*** Opening Material shown ***

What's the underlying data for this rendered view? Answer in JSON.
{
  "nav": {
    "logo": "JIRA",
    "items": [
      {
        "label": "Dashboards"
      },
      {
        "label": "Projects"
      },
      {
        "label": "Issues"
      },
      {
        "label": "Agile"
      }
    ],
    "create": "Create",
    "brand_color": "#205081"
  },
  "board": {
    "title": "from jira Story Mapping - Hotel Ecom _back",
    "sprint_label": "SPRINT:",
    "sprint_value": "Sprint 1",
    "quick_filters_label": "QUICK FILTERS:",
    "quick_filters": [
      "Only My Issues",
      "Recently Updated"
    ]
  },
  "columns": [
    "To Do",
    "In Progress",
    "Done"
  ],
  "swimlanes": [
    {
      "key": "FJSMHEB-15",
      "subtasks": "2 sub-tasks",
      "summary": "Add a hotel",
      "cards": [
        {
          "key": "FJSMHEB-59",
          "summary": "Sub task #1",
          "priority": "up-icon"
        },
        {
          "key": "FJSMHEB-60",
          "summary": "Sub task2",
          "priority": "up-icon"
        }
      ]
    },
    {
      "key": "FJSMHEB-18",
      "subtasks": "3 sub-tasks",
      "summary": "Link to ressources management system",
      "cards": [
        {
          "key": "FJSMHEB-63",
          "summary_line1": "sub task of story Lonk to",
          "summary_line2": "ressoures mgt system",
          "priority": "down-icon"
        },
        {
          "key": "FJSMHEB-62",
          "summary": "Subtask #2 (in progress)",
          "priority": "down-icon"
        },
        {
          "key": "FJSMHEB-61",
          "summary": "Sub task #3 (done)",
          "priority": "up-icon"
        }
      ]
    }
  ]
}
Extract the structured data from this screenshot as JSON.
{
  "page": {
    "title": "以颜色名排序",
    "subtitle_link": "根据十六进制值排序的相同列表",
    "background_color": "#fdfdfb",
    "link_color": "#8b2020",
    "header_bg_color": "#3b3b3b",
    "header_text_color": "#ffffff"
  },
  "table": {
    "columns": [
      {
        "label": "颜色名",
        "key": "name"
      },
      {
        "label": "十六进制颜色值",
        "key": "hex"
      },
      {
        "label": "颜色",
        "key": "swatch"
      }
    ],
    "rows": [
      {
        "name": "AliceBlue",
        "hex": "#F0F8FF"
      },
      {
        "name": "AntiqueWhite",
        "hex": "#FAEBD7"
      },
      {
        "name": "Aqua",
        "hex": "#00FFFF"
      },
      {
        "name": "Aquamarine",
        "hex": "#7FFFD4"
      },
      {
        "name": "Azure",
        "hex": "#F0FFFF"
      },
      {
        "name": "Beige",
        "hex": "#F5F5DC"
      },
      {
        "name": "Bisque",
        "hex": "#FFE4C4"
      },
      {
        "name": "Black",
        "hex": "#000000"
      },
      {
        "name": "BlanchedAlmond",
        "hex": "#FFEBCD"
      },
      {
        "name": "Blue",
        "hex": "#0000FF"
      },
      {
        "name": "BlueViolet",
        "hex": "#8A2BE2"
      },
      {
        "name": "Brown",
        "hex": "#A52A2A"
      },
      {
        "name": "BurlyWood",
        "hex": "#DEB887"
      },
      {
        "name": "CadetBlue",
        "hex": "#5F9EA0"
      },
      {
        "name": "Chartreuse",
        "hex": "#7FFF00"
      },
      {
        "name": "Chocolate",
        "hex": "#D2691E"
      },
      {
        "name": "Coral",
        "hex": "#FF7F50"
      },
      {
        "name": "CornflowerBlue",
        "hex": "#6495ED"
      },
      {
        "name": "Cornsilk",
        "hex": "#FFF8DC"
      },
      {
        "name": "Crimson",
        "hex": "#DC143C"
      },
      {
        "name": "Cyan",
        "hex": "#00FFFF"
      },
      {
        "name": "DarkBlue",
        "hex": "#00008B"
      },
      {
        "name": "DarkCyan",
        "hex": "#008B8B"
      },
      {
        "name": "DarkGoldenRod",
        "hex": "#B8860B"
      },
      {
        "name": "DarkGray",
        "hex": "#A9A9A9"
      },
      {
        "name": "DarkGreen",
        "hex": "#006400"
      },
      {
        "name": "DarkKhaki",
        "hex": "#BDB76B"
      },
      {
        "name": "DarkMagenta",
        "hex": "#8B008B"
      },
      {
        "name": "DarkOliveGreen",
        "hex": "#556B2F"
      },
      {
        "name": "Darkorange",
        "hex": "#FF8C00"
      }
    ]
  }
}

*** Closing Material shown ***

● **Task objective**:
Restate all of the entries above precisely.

● **Written answer**:
What's the underlying data for this rendered view? Answer in JSON.
{
  "nav": {
    "logo": "JIRA",
    "items": [
      {
        "label": "Dashboards"
      },
      {
        "label": "Projects"
      },
      {
        "label": "Issues"
      },
      {
        "label": "Agile"
      }
    ],
    "create": "Create",
    "brand_color": "#205081"
  },
  "board": {
    "title": "from jira Story Mapping - Hotel Ecom _back",
    "sprint_label": "SPRINT:",
    "sprint_value": "Sprint 1",
    "quick_filters_label": "QUICK FILTERS:",
    "quick_filters": [
      "Only My Issues",
      "Recently Updated"
    ]
  },
  "columns": [
    "To Do",
    "In Progress",
    "Done"
  ],
  "swimlanes": [
    {
      "key": "FJSMHEB-15",
      "subtasks": "2 sub-tasks",
      "summary": "Add a hotel",
      "cards": [
        {
          "key": "FJSMHEB-59",
          "summary": "Sub task #1",
          "priority": "up-icon"
        },
        {
          "key": "FJSMHEB-60",
          "summary": "Sub task2",
          "priority": "up-icon"
        }
      ]
    },
    {
      "key": "FJSMHEB-18",
      "subtasks": "3 sub-tasks",
      "summary": "Link to ressources management system",
      "cards": [
        {
          "key": "FJSMHEB-63",
          "summary_line1": "sub task of story Lonk to",
          "summary_line2": "ressoures mgt system",
          "priority": "down-icon"
        },
        {
          "key": "FJSMHEB-62",
          "summary": "Subtask #2 (in progress)",
          "priority": "down-icon"
        },
        {
          "key": "FJSMHEB-61",
          "summary": "Sub task #3 (done)",
          "priority": "up-icon"
        }
      ]
    }
  ]
}
Extract the structured data from this screenshot as JSON.
{
  "page": {
    "title": "以颜色名排序",
    "subtitle_link": "根据十六进制值排序的相同列表",
    "background_color": "#fdfdfb",
    "link_color": "#8b2020",
    "header_bg_color": "#3b3b3b",
    "header_text_color": "#ffffff"
  },
  "table": {
    "columns": [
      {
        "label": "颜色名",
        "key": "name"
      },
      {
        "label": "十六进制颜色值",
        "key": "hex"
      },
      {
        "label": "颜色",
        "key": "swatch"
      }
    ],
    "rows": [
      {
        "name": "AliceBlue",
        "hex": "#F0F8FF"
      },
      {
        "name": "AntiqueWhite",
        "hex": "#FAEBD7"
      },
      {
        "name": "Aqua",
        "hex": "#00FFFF"
      },
      {
        "name": "Aquamarine",
        "hex": "#7FFFD4"
      },
      {
        "name": "Azure",
        "hex": "#F0FFFF"
      },
      {
        "name": "Beige",
        "hex": "#F5F5DC"
      },
      {
        "name": "Bisque",
        "hex": "#FFE4C4"
      },
      {
        "name": "Black",
        "hex": "#000000"
      },
      {
        "name": "BlanchedAlmond",
        "hex": "#FFEBCD"
      },
      {
        "name": "Blue",
        "hex": "#0000FF"
      },
      {
        "name": "BlueViolet",
        "hex": "#8A2BE2"
      },
      {
        "name": "Brown",
        "hex": "#A52A2A"
      },
      {
        "name": "BurlyWood",
        "hex": "#DEB887"
      },
      {
        "name": "CadetBlue",
        "hex": "#5F9EA0"
      },
      {
        "name": "Chartreuse",
        "hex": "#7FFF00"
      },
      {
        "name": "Chocolate",
        "hex": "#D2691E"
      },
      {
        "name": "Coral",
        "hex": "#FF7F50"
      },
      {
        "name": "CornflowerBlue",
        "hex": "#6495ED"
      },
      {
        "name": "Cornsilk",
        "hex": "#FFF8DC"
      },
      {
        "name": "Crimson",
        "hex": "#DC143C"
      },
      {
        "name": "Cyan",
        "hex": "#00FFFF"
      },
      {
        "name": "DarkBlue",
        "hex": "#00008B"
      },
      {
        "name": "DarkCyan",
        "hex": "#008B8B"
      },
      {
        "name": "DarkGoldenRod",
        "hex": "#B8860B"
      },
      {
        "name": "DarkGray",
        "hex": "#A9A9A9"
      },
      {
        "name": "DarkGreen",
        "hex": "#006400"
      },
      {
        "name": "DarkKhaki",
        "hex": "#BDB76B"
      },
      {
        "name": "DarkMagenta",
        "hex": "#8B008B"
      },
      {
        "name": "DarkOliveGreen",
        "hex": "#556B2F"
      },
      {
        "name": "Darkorange",
        "hex": "#FF8C00"
      }
    ]
  }
}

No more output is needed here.